Nine Tips For Wrecking Your Business Partnership
At Guerra King, we frequently counsel clients about disputes they’re having with their business partners. While we are litigators, we find it is often more productive to discuss common-sense ways to help our clients resolve problems and avoid courtroom conflict. If those approaches don’t work, a trial or final hearing sometimes provides the only solution. Years of counseling have yielded some hard-won wisdom that we’ve summarized, tongue-in-cheek, in the following list of ways to make your business partnership fail. Doing any of them may create headaches, sleepless nights, and legal expense that would be better avoided:
– Don’t put your agreement in writing. Tell yourself, “I trust my business partner. We don’t need to put anything in writing!” Make everything oral so you can “keep your options open.”
– If you do put something in writing, don’t discuss it with your own lawyer before you sign it. Corollary: consider the draft a mere “formality” or “legalese” that will never matter later.
– Assume that none of your partners will ever want to cash out or “go in a different direction.”
– Assume that none of your partners will ever become a competitor.
– Assume that you and your partners will live forever. Corollary: assume that your heirs and your partners’ heirs will know exactly what to do when someone dies.
– Assume that your business will never fail, close, be purchased, or be involved in a dispute.
– If you are a minority shareholder, don’t ask for copies of consents, minutes, or the shareholder agreement. If you get any of these documents, don’t read them. Rely solely on the oral representations of the majority interest holders.
– If you own the controlling interest, run the business however you wish. Don’t consult your minority owners. Never review the bylaws or operating agreement before making significant business decisions.
– If you are a director, don’t learn your duties. If you learn your duties, don’t do them.
None of the preceding is legal advice. It is satire. But these “tips” come from the actual experiences of our clients and opposing parties. Before making a decision that has legal implications, talk to a qualified lawyer who understands your exact situation. Protect your investment, and your mental well-being. Hire good counsel at the start instead of at the end.

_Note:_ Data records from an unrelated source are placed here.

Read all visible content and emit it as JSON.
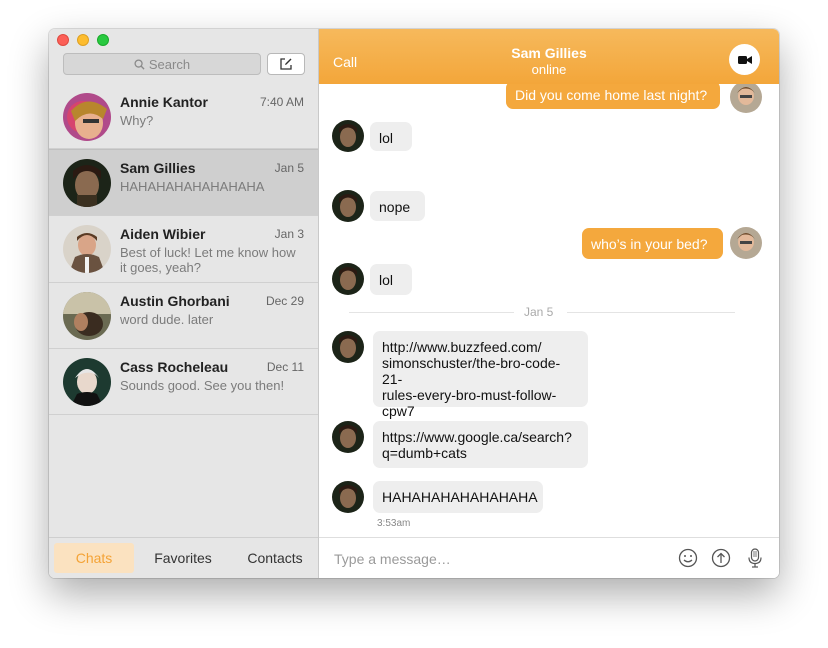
{
  "sidebar": {
    "search_placeholder": "Search",
    "conversations": [
      {
        "name": "Annie Kantor",
        "time": "7:40 AM",
        "preview": "Why?"
      },
      {
        "name": "Sam Gillies",
        "time": "Jan 5",
        "preview": "HAHAHAHAHAHAHAHA"
      },
      {
        "name": "Aiden Wibier",
        "time": "Jan 3",
        "preview": "Best of luck! Let me know how it goes, yeah?"
      },
      {
        "name": "Austin Ghorbani",
        "time": "Dec 29",
        "preview": "word dude. later"
      },
      {
        "name": "Cass Rocheleau",
        "time": "Dec 11",
        "preview": "Sounds good. See you then!"
      }
    ],
    "tabs": {
      "chats": "Chats",
      "favorites": "Favorites",
      "contacts": "Contacts"
    }
  },
  "chat": {
    "call_label": "Call",
    "contact_name": "Sam Gillies",
    "contact_status": "online",
    "messages": [
      "Did you come home last night?",
      "lol",
      "nope",
      "who’s in your bed?",
      "lol",
      "http://www.buzzfeed.com/\nsimonschuster/the-bro-code-21-\nrules-every-bro-must-follow-\ncpw7",
      "https://www.google.ca/search?\nq=dumb+cats",
      "HAHAHAHAHAHAHAHA"
    ],
    "date_divider": "Jan 5",
    "last_timestamp": "3:53am",
    "composer_placeholder": "Type a message…"
  },
  "colors": {
    "accent": "#f4a83d",
    "header_gradient_top": "#f6b95c",
    "incoming_bubble": "#eeeeee",
    "sidebar_bg": "#e6e6e6"
  },
  "icons": [
    "search-icon",
    "compose-icon",
    "video-camera-icon",
    "emoji-icon",
    "upload-icon",
    "microphone-icon"
  ]
}
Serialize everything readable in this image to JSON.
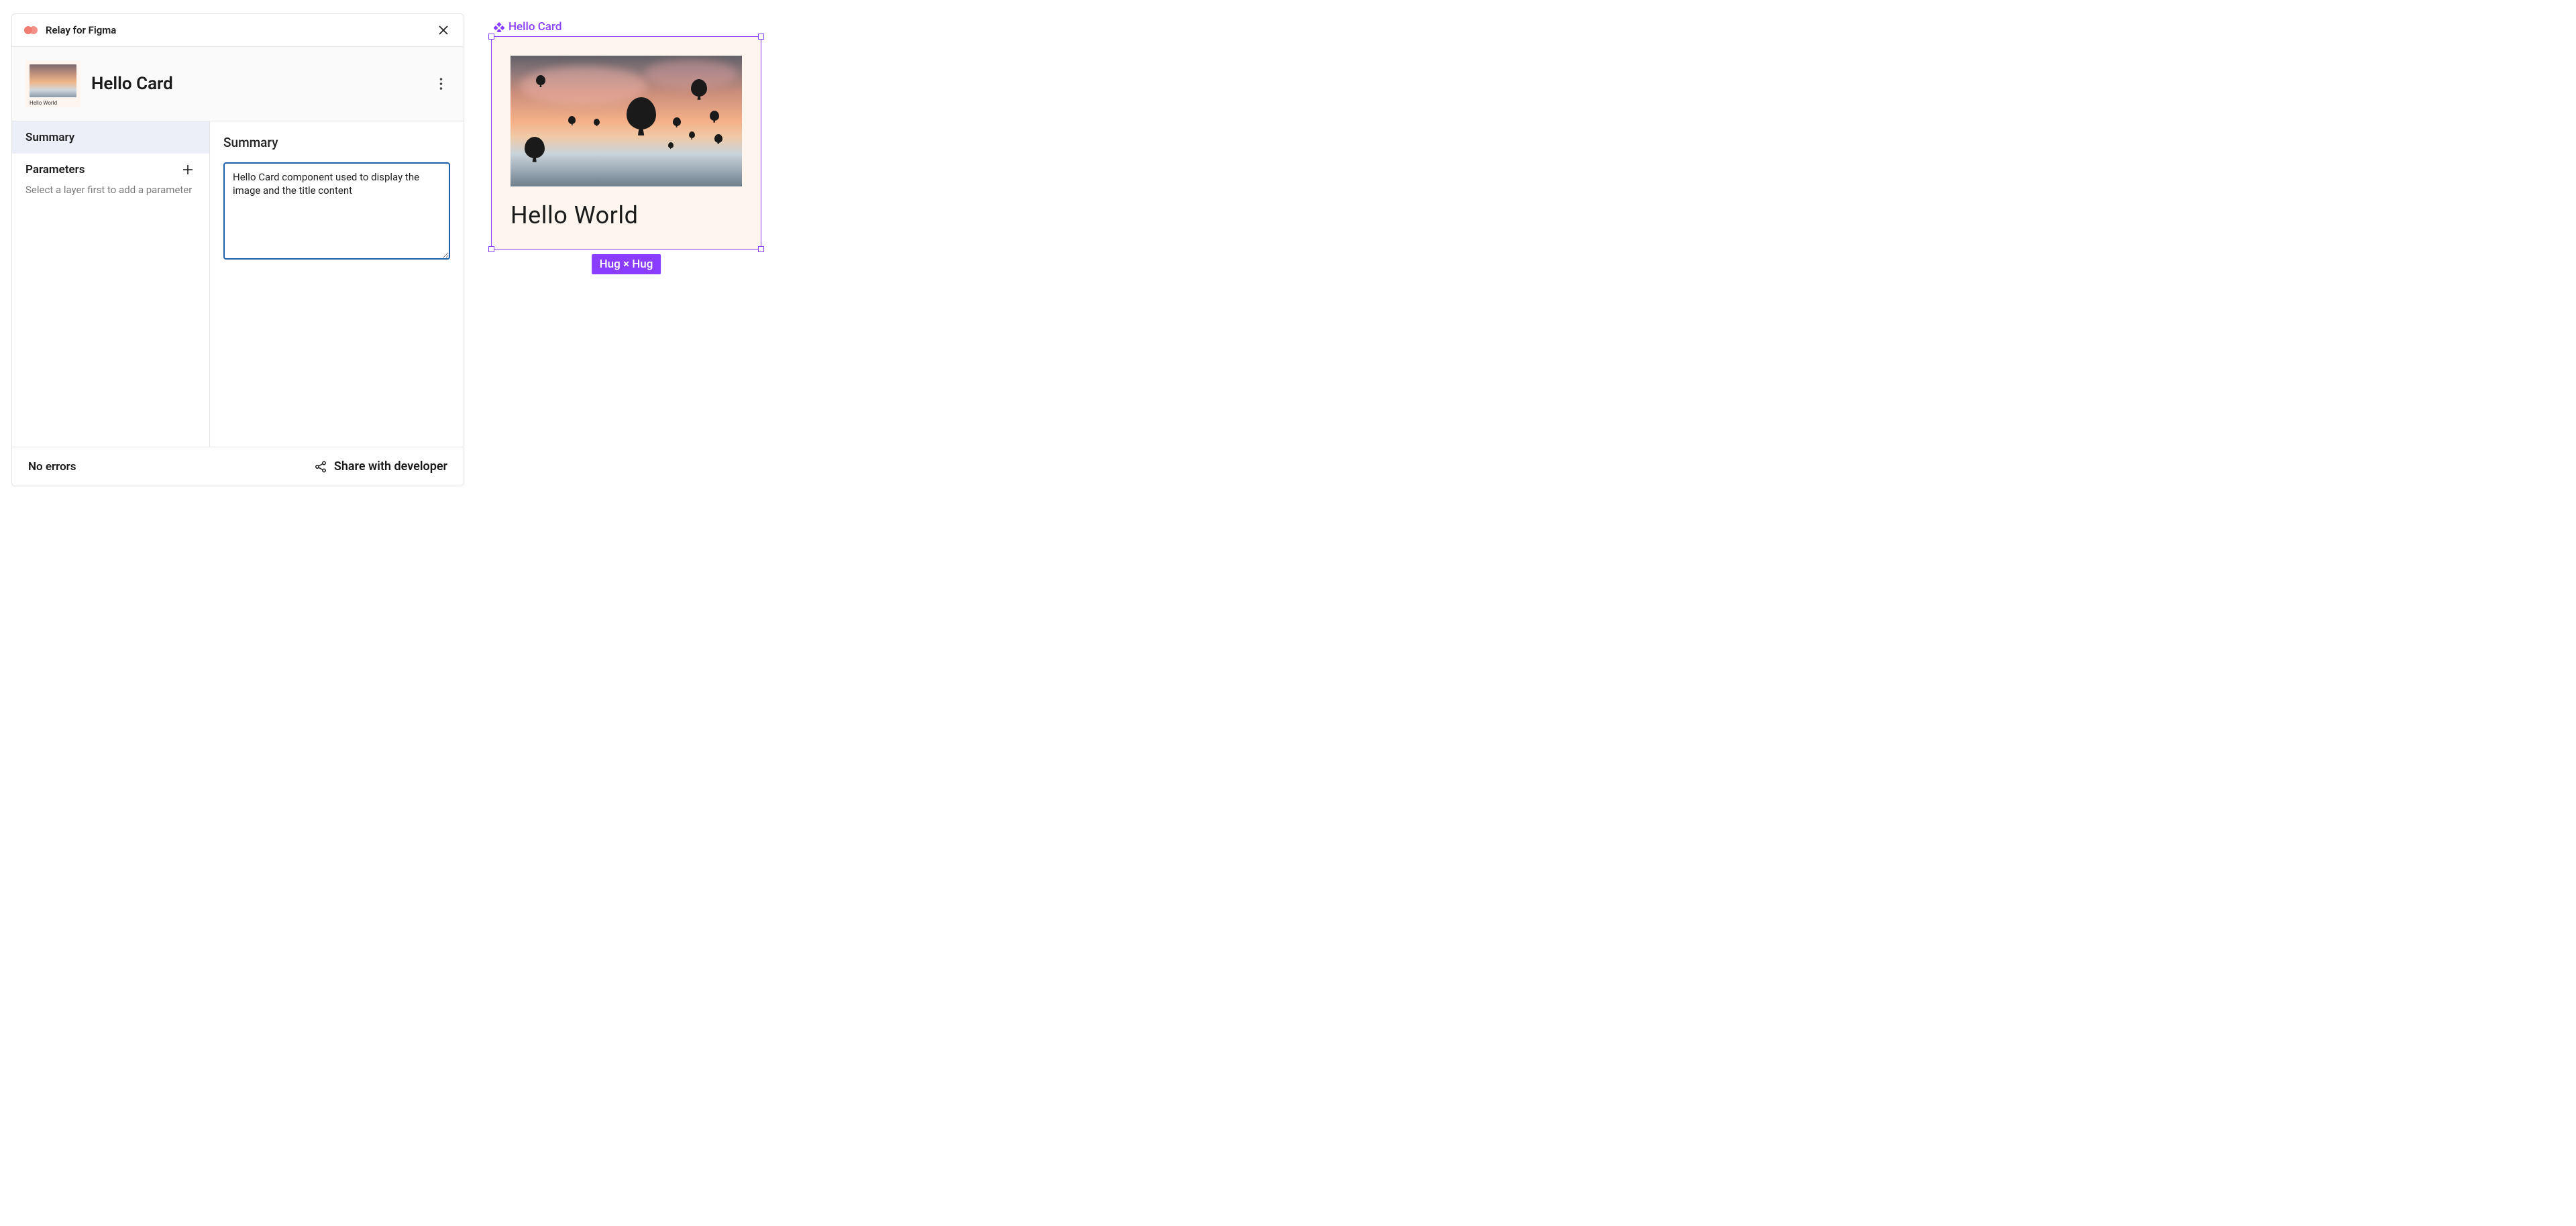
{
  "plugin": {
    "title": "Relay for Figma",
    "component_name": "Hello Card",
    "thumb_caption": "Hello World",
    "sidebar": {
      "summary_tab": "Summary",
      "parameters_label": "Parameters",
      "parameters_hint": "Select a layer first to add a parameter"
    },
    "content": {
      "heading": "Summary",
      "summary_value": "Hello Card component used to display the image and the title content"
    },
    "footer": {
      "errors": "No errors",
      "share": "Share with developer"
    }
  },
  "canvas": {
    "frame_name": "Hello Card",
    "card_title": "Hello World",
    "size_badge": "Hug × Hug"
  },
  "colors": {
    "figma_purple": "#8b3dff",
    "card_bg": "#fdf5ee",
    "textarea_border": "#1f5fa8"
  }
}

For more information, contact Larry Dougherty at firstname.lastname@example.org.